THE TASK –
The answer must consist of each line below that holds the word "callout", copied as it stands.

--- MATERIALS PROVIDED Enclosed Below ---

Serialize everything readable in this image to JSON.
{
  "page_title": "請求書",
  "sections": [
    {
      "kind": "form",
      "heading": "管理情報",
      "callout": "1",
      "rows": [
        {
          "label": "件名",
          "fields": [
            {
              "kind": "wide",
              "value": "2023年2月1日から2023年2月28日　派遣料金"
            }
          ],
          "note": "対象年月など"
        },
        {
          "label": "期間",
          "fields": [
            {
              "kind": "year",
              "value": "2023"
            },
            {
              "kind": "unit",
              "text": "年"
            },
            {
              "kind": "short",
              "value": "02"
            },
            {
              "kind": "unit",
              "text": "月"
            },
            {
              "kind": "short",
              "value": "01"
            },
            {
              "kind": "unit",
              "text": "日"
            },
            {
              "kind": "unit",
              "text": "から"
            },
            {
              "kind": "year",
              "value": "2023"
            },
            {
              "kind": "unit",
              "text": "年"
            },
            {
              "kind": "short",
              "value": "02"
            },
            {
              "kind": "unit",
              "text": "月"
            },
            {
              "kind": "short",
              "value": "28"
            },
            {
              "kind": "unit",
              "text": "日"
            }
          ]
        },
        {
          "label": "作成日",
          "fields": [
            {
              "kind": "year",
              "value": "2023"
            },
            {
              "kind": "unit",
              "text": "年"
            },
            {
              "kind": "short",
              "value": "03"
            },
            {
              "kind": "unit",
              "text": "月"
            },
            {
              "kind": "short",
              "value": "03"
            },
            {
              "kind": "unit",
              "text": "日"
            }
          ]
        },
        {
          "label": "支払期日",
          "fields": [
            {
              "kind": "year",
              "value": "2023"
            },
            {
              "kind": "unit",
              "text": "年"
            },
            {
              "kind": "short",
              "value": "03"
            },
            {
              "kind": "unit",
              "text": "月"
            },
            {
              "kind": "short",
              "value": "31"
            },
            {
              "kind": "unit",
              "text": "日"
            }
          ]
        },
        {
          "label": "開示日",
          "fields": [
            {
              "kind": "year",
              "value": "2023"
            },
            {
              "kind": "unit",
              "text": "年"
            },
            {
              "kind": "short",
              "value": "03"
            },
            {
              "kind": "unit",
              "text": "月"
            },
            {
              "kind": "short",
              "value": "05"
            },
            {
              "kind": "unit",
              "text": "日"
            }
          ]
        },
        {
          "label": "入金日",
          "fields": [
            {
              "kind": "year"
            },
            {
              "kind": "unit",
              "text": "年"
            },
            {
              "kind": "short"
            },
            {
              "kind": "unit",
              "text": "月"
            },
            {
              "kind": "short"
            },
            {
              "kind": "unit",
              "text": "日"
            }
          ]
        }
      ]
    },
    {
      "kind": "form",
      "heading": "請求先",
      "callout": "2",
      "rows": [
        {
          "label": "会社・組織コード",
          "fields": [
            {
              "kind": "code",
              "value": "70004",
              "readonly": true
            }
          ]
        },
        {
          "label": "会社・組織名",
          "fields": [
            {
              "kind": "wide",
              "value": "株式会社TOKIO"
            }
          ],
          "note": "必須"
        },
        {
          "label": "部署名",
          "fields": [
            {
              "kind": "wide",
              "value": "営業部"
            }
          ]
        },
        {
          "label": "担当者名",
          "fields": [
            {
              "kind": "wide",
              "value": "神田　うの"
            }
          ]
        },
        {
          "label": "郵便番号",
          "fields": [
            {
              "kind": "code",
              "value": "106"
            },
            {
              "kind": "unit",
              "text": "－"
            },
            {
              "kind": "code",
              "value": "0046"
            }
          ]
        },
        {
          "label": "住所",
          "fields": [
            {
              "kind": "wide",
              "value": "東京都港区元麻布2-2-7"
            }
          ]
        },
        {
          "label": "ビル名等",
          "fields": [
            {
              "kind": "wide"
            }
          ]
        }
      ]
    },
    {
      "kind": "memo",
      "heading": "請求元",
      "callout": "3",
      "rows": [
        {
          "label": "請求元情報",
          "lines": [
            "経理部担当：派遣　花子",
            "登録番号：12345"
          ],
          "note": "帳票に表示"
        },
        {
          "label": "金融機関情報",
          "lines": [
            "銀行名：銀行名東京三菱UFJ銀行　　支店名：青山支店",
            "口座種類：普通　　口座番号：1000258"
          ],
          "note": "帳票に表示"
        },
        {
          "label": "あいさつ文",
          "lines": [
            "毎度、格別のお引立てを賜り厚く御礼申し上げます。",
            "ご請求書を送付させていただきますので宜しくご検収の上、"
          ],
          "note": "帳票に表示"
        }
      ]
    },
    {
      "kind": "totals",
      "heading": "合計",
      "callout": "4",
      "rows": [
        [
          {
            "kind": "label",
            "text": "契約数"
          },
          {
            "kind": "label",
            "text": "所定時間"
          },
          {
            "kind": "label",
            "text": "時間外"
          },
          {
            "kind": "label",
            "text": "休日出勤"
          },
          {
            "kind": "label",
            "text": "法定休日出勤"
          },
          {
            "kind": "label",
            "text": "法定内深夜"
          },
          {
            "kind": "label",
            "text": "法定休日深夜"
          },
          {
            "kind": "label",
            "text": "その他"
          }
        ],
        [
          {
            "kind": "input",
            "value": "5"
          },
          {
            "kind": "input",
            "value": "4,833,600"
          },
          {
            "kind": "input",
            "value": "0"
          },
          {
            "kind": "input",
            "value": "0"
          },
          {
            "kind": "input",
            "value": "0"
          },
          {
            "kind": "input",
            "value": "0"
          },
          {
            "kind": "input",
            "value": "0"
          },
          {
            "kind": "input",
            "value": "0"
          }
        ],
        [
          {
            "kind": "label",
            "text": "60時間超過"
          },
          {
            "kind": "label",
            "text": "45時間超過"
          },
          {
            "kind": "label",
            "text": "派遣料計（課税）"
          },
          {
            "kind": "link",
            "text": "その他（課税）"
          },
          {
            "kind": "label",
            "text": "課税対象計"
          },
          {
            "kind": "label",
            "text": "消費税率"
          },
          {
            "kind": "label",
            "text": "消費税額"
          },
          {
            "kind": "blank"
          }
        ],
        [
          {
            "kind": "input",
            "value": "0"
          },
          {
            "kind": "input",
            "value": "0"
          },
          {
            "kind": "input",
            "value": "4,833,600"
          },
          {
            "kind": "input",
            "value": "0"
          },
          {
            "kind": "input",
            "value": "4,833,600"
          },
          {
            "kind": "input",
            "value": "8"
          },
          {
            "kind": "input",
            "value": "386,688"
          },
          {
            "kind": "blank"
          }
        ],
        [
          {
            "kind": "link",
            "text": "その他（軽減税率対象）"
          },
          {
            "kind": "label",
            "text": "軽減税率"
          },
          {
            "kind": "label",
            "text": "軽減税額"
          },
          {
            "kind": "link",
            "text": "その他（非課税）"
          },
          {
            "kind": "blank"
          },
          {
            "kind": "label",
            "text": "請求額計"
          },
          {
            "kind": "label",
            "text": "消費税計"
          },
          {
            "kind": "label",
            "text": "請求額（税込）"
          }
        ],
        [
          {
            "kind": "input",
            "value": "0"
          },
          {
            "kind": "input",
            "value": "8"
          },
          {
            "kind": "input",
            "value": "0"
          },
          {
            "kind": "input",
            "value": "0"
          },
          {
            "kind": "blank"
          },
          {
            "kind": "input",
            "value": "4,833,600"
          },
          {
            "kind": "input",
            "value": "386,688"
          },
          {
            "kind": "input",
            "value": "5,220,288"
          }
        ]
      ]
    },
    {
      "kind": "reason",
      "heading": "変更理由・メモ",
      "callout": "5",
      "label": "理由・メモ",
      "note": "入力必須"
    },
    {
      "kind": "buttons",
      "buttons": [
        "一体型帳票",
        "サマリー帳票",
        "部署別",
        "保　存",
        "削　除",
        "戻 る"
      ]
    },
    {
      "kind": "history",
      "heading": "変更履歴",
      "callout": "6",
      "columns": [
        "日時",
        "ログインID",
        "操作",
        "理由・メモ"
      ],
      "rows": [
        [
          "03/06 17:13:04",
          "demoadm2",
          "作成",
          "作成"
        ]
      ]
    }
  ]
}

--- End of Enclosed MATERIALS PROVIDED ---

COMPLETED EXERCISE –
      "callout": "1",
      "callout": "2",
      "callout": "3",
      "callout": "4",
      "callout": "5",
      "callout": "6",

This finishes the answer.